____ RECORDS FOR THE TASK

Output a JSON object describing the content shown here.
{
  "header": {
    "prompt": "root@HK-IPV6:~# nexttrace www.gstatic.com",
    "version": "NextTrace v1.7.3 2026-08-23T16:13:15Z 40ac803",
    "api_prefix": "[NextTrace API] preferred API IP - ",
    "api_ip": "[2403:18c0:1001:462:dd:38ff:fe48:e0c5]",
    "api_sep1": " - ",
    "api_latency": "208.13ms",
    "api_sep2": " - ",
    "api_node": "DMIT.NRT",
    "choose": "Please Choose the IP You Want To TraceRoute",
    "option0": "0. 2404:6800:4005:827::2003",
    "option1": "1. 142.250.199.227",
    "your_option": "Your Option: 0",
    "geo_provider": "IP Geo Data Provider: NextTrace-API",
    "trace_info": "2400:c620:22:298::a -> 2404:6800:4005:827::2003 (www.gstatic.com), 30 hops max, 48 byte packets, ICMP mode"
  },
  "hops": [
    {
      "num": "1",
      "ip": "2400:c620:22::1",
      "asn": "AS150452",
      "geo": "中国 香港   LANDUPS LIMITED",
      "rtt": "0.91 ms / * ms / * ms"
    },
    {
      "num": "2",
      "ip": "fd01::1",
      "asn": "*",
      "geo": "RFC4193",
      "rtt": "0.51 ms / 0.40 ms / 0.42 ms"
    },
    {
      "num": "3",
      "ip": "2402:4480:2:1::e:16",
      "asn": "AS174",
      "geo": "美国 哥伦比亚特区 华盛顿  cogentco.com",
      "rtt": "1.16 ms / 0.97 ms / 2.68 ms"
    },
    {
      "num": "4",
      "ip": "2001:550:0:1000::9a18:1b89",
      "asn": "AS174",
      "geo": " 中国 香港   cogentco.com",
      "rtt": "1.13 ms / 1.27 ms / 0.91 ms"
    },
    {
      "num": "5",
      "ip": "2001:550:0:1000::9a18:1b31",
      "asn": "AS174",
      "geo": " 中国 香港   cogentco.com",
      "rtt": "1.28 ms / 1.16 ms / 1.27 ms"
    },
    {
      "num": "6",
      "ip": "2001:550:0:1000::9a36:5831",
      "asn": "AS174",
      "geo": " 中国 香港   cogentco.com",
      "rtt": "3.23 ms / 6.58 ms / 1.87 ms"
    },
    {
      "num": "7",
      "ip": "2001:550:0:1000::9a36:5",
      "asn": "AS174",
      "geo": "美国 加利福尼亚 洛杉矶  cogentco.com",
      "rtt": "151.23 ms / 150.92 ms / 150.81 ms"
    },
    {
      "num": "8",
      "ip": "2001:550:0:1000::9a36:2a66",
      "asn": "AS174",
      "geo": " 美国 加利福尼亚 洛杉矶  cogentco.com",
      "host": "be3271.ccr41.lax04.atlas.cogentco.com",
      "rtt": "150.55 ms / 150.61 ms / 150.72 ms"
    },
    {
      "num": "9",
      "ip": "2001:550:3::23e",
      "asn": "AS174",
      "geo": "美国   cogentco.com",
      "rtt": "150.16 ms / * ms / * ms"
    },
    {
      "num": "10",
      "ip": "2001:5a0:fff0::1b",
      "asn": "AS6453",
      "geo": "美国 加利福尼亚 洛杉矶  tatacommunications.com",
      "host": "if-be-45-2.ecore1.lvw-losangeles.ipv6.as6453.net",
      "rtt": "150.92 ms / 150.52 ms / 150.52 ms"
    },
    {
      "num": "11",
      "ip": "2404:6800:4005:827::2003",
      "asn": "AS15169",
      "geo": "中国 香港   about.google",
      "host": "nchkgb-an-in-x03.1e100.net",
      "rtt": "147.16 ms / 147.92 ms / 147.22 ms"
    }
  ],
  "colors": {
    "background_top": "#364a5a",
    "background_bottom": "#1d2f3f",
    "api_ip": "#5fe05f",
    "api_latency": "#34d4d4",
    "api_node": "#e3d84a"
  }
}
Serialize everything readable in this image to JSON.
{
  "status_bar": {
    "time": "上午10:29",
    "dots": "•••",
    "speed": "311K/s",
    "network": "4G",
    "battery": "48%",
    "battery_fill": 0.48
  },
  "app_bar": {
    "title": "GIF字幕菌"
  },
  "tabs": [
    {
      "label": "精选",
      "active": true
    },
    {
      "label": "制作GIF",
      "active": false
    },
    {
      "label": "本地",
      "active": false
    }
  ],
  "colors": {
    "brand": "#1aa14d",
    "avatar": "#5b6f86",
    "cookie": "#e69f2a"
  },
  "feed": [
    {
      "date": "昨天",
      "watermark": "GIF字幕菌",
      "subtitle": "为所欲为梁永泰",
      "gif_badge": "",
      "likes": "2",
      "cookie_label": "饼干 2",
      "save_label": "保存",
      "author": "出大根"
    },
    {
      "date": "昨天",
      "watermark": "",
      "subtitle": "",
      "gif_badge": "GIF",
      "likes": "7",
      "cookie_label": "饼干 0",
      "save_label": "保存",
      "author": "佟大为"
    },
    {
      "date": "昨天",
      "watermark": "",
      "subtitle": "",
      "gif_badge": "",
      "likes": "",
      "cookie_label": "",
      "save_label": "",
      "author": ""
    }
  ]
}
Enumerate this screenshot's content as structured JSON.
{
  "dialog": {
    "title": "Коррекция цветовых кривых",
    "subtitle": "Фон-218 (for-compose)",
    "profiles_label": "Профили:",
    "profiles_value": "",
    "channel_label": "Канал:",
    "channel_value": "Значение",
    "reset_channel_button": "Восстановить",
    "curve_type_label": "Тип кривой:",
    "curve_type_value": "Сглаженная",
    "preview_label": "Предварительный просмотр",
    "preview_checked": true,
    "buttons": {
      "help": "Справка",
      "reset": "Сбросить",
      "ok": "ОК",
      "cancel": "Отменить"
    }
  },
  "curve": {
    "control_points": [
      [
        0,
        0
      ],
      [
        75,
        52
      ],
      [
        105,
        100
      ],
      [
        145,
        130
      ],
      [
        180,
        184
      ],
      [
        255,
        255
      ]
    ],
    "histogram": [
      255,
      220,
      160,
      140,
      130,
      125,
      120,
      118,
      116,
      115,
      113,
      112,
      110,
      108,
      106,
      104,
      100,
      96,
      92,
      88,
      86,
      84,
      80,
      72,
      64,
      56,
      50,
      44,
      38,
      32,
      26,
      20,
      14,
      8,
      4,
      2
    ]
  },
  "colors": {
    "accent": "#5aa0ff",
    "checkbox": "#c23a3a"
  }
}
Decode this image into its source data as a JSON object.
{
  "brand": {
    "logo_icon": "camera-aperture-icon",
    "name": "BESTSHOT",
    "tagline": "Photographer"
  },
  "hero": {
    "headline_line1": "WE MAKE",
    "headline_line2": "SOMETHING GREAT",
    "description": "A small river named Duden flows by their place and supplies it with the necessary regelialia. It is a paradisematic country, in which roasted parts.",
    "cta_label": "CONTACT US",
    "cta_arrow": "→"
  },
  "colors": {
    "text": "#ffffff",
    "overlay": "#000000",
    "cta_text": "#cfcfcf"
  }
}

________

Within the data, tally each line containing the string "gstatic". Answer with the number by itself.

• **OUTPUT**
2